Certainly for folks involved in more leisure-based outdoor pursuits like bushwalking, cycling and photography this temperature range allows us to spend extended hours in the fresh air without the risk of overexposure to the elements.

And I'm sure you're aware of the positive benefits of sunlight to our health and well being, particularly during the cooler months of the year.  

If I was running the world this would be my ideal range of maximum temperatures throughout the year.

  • 18C in Winter

  • 18-24C in Autumn

  • 21-24C in Spring

  • 24-30C in Summer

How To Use A Polarizing Filter To Make Better Photos

The solution to making photos under very bright light, just as it was in the days of film-based photography, is to secure a polarizing filter to your camera.

Simply rotate the filter, while looking through your camera's viewfinder, until the desired effect is achieved.

In addition to maintaining color and texture on the surface of things photographed, you'll often notice blue skies rendering a deeper shade of blue and clouds, when present, appearing fluffier and more three-dimensional. 


A Circular Polarizing filter. My favorite brand of filter is the German made B+W filter.


Using the polarizing filter, which is actually two layers of dark grey glass, will result in a loss of light reaching the sensor. Fortunately your camera's light meter adjusts automatically.

Likewise DSLR and mirrorless cameras have no trouble focusing when a Circular Polarizing filter is attached to the front of the lens.

To maintain image quality and reduce the chance of vignetting (i.e., a darkening near the corners of your photos) ensure there's only one filter in front of your lens at a time.
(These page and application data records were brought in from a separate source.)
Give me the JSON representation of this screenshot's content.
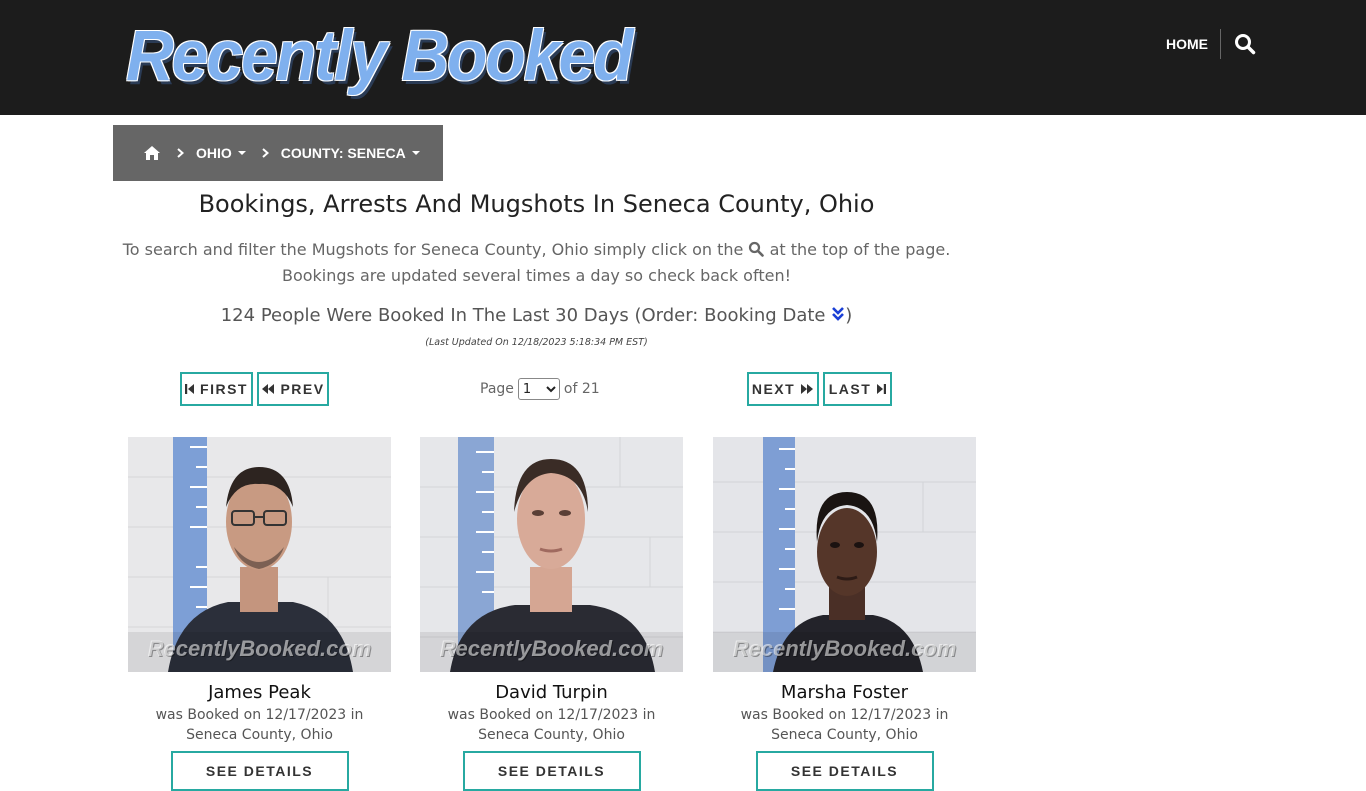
{
  "site": {
    "logo_text": "Recently Booked",
    "nav": {
      "home": "HOME",
      "search_icon": "search-icon"
    }
  },
  "breadcrumb": {
    "home_icon": "home-icon",
    "items": [
      {
        "label": "OHIO"
      },
      {
        "label": "COUNTY: SENECA"
      }
    ]
  },
  "page": {
    "title": "Bookings, Arrests And Mugshots In Seneca County, Ohio",
    "intro_before_icon": "To search and filter the Mugshots for Seneca County, Ohio simply click on the",
    "intro_after_icon": "at the top of the page. Bookings are updated several times a day so check back often!",
    "count_text": "124 People Were Booked In The Last 30 Days (Order: Booking Date",
    "count_close": ")",
    "last_updated": "(Last Updated On 12/18/2023 5:18:34 PM EST)"
  },
  "pagination": {
    "first": "FIRST",
    "prev": "PREV",
    "next": "NEXT",
    "last": "LAST",
    "page_label": "Page",
    "current_page": "1",
    "of_label": "of 21"
  },
  "watermark": "RecentlyBooked.com",
  "bookings": [
    {
      "name": "James Peak",
      "line1": "was Booked on 12/17/2023 in",
      "line2": "Seneca County, Ohio",
      "button": "SEE DETAILS"
    },
    {
      "name": "David Turpin",
      "line1": "was Booked on 12/17/2023 in",
      "line2": "Seneca County, Ohio",
      "button": "SEE DETAILS"
    },
    {
      "name": "Marsha Foster",
      "line1": "was Booked on 12/17/2023 in",
      "line2": "Seneca County, Ohio",
      "button": "SEE DETAILS"
    }
  ],
  "colors": {
    "header_bg": "#1c1c1c",
    "breadcrumb_bg": "#666666",
    "accent_teal": "#27a9a1",
    "order_icon": "#1a3fd6"
  }
}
You can think of the polarizing filter as a combination of a UV and polarizing filter in one. Therefore, there’s no need to keep the UV filter on the lens when the polarizing filter is being used.

Nonetheless, due to the loss of light experienced when using a polarizing filter, I only ever employ one when it's needed. The rest of the time I protect the front glass element of my lenses with high quality UV filters. 

Glenn Guy, Travel Photography Guru